Sunday, December 16, 2018

For Gaudete Sunday: An Advent Rumination

Gaudete, gaudete!
Christus est natus
Ex Maria virgine

[Read the rest here, as I’m indisposed to transcribe it all.]

     Christians will be aware that today, the third Sunday of Advent, is Gaudete (“Rejoice!”) Sunday, when the Mass celebrant lights the pink candle. Gaudete Sunday has always struck me as oddly placed, as it comes before the Feast of the Nativity – that’s Christmas Day, for all you folks playing at home – but there it is, an exhortation to rejoice about an event that hasn’t happened yet.

     Of course I’m being unreasonably literal here. There are plenty of reasons to rejoice, including this one: Jesus of Nazareth, the Christ, was born about two thousand years ago. Christmas is a commemoration, not some sort of don’t-miss-it Opening Day Sale. We already have His Gospels; we already have His promise of eternal life; we already have His Crucifixion and Resurrection by which to know that He was indeed the Son of God. So by all means rejoice. These things are ours in perpetuity. They cannot be taken away from us.

     You may have noticed that as usual at this time of year, the militant atheists are out and about, doing what they can – not much, really – to spoil the celebration. They spend money. They put up placards and billboards. They buttonhole us types with “an imaginary friend” and lecture us about how “irrational’ we’re being. And to what effect? Approximately nothing good; mostly just a lot of acrimony.

     Note that they do nothing of the sort to Muslims at Eid al-Adha. But that’s a separate subject.

     I’m reminded of a brief line from the unfairly derided movie – probably mostly by militant atheists; they can’t seem to leave anything Christian alone – God’s Not Dead 2. Protagonist Grace Wesley, played by Melissa Joan Hart, is chatting with her father Walter, played by Pat Boone, about a student of hers who’s agonized by her atheist parents’ seeming indifference to the death of her brother, an embryonic Christian. Dad says, most pithily, that “That’s the thing about atheism. It doesn’t take away the pain; it just takes away the hope.”

     Yes, some Christians are aggressively evangelistic. This is a mistake. It’s always a mistake to be aggressive about a belief that can neither be proved nor disproved. But it’s a mistake that far fewer of us make today than in previous eras. The aggressively evangelistic atheists make that point for me.

     I’ve known a fair number of reasonably intelligent people in my sixty-six years. Many of them were atheists. But they were no happier than the theists around them. In many cases they were less happy. One complained to me privately about the sense that his life was meaningless. As bright as he was – IQ around 145, by my informal estimate – he hadn’t grasped that meaning requires an interpreter. (At least he wasn’t evangelistic about his atheism.)

     Please don’t mistake me: it’s possible that the atheists are correct, that there is no supernatural realm, no eternal life, and no Supreme Being. But it’s just as possible that they’re wrong – and what do the militant ones have to offer the targets of their evangelism? Their approval? A secret handshake? A complimentary one year subscription to Free Thought magazine?

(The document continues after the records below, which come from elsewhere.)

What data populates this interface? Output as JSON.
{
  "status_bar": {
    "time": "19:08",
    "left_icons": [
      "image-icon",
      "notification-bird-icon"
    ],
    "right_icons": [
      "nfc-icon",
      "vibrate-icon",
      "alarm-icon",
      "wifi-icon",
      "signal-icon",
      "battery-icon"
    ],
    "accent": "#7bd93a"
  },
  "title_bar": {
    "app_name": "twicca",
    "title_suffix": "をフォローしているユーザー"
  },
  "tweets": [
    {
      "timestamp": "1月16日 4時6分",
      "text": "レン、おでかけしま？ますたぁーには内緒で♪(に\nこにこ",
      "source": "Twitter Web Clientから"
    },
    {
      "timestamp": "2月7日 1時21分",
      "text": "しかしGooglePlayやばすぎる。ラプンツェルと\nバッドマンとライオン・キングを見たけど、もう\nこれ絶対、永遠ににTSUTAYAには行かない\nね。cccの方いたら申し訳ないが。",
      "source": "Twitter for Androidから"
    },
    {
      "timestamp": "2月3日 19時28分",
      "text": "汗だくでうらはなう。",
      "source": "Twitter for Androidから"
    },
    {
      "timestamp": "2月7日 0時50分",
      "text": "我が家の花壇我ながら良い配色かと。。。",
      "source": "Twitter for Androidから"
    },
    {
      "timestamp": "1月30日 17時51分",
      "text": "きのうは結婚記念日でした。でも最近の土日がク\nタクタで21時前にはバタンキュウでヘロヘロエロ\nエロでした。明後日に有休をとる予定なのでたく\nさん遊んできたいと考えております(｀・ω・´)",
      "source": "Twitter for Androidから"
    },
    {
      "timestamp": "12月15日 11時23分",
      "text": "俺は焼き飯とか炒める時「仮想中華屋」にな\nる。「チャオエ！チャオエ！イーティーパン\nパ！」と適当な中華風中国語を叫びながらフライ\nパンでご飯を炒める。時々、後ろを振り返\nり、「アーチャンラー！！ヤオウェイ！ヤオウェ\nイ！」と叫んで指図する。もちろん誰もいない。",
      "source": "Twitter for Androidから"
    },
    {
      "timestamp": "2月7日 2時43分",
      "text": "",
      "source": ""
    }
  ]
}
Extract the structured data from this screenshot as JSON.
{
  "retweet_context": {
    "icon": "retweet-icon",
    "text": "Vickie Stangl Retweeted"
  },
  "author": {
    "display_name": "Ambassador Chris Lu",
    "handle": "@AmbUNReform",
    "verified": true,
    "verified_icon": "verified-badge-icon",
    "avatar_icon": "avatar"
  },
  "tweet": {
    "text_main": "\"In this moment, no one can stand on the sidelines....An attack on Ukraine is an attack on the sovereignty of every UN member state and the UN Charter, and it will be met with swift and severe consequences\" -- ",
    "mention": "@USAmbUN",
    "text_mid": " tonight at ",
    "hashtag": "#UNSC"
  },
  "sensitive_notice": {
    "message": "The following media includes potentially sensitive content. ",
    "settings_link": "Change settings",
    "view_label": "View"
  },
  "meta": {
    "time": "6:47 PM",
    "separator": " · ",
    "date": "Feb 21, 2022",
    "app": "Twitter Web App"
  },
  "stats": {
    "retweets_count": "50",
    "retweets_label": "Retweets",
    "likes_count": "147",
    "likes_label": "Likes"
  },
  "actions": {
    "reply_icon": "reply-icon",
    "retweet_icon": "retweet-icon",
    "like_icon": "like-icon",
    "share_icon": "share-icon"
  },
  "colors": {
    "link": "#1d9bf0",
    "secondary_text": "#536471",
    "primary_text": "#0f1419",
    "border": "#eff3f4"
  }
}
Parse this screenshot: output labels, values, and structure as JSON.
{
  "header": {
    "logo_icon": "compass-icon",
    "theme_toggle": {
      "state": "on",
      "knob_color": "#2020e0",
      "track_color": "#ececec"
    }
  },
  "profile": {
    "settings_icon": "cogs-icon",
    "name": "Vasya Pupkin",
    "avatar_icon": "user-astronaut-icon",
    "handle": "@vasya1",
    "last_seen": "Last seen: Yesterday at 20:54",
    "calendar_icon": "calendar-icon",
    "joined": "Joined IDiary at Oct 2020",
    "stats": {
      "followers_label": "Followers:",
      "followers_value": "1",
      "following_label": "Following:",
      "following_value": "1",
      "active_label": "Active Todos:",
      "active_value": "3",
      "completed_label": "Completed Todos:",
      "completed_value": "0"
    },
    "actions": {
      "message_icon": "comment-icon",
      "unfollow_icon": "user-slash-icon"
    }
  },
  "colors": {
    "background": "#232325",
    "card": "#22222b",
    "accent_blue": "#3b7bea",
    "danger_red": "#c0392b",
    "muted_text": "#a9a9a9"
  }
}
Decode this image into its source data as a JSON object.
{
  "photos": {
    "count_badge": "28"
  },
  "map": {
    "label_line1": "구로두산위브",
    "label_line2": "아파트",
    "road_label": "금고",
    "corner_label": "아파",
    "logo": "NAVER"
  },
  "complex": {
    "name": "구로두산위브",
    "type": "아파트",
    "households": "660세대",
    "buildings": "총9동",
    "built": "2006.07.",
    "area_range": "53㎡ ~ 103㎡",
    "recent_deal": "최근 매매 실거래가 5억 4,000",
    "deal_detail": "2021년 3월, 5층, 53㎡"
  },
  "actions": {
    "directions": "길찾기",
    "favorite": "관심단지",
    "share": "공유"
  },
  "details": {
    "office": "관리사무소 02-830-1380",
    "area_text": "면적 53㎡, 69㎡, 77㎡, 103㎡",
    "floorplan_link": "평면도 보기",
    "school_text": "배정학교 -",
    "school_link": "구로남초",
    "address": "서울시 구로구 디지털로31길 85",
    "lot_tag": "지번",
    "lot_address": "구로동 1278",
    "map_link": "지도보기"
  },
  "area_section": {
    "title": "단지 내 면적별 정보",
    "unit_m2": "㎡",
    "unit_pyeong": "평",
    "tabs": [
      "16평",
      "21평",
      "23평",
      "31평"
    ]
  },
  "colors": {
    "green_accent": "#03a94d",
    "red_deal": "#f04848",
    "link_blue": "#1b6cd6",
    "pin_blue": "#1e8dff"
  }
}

     Political evangelists are bad enough. Leave us Christians alone, please. We’re not stupid, not irrational, and not interested in your supercilious disapproval. We know what we like.

     It has always taken courage to stand against the disapproval of a noisy crowd. Time was, it took courage to be an acknowledged atheist. That’s no longer the case. Today the sneers and denunciations come from the atheists. Today it takes courage to be openly religious.

     I’m a cerebral type. Things have to make sense to me. I’m a Christian – Catholic variety – for the reasons G. K. Chesterton once cited: I find life to be sensible and workable with this scheme of belief, but senseless and unworkable without it. Were Christian doctrine overall to strike me as irremediably contradictory to Man’s accumulated knowledge, I would reject it. But the more I’ve learned, the more harmonious it has come to appear.

     It was in reaching the conclusions that:

  • The two Great Commandments and the Ten Commandments of the Decalogue are indispensable guides toward the living of a good life in a good society;
  • The evidence that Jesus of Nazareth lived, taught, worked, died, and was resurrected is trustworthy if not utterly conclusive;
  • The Gospels themselves are wholesome and contain nothing that violates the nature, drives, and social character of Man;

     ...that I became capable of rejoicing as a Christian should. But I don’t rejoice merely for the coming of the Christmas commemoration; no sincere Christian does. I rejoice for all His gifts, including existence itself. For if God exists, it follows that all else flows from His will, including our lives in a universe with fixed natural laws we can learn, and from which we can prosper. Were He to say “I’m tired of the universe, expanding all the time, who needs it?” that would be the end of all things except Him.

     His gifts to us are literally immeasurable. That’s material enough for a lifetime of rejoicing.

     May God bless and keep you all!

1 comment:

Mark.V. said...

Gaudete is a great song by the English folk rock group Steeleye Span.